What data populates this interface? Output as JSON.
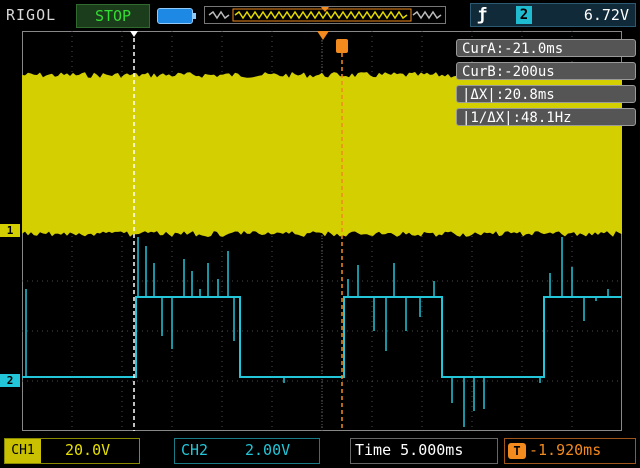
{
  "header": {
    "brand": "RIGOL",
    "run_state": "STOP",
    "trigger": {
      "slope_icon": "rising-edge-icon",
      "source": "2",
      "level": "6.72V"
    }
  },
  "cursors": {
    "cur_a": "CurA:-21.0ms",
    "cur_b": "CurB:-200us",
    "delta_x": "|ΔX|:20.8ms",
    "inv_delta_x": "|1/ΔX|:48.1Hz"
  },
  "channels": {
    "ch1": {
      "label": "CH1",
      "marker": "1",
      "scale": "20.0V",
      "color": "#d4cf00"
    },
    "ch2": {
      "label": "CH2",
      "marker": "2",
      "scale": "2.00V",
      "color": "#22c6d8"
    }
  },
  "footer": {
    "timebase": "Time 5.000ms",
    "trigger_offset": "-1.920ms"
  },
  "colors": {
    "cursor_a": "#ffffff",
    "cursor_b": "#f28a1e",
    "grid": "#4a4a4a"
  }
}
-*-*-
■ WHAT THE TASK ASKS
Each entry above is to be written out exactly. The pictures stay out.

■ RESPONSE
What data populates this interface? Output as JSON.
{
  "header": {
    "brand": "RIGOL",
    "run_state": "STOP",
    "trigger": {
      "slope_icon": "rising-edge-icon",
      "source": "2",
      "level": "6.72V"
    }
  },
  "cursors": {
    "cur_a": "CurA:-21.0ms",
    "cur_b": "CurB:-200us",
    "delta_x": "|ΔX|:20.8ms",
    "inv_delta_x": "|1/ΔX|:48.1Hz"
  },
  "channels": {
    "ch1": {
      "label": "CH1",
      "marker": "1",
      "scale": "20.0V",
      "color": "#d4cf00"
    },
    "ch2": {
      "label": "CH2",
      "marker": "2",
      "scale": "2.00V",
      "color": "#22c6d8"
    }
  },
  "footer": {
    "timebase": "Time 5.000ms",
    "trigger_offset": "-1.920ms"
  },
  "colors": {
    "cursor_a": "#ffffff",
    "cursor_b": "#f28a1e",
    "grid": "#4a4a4a"
  }
}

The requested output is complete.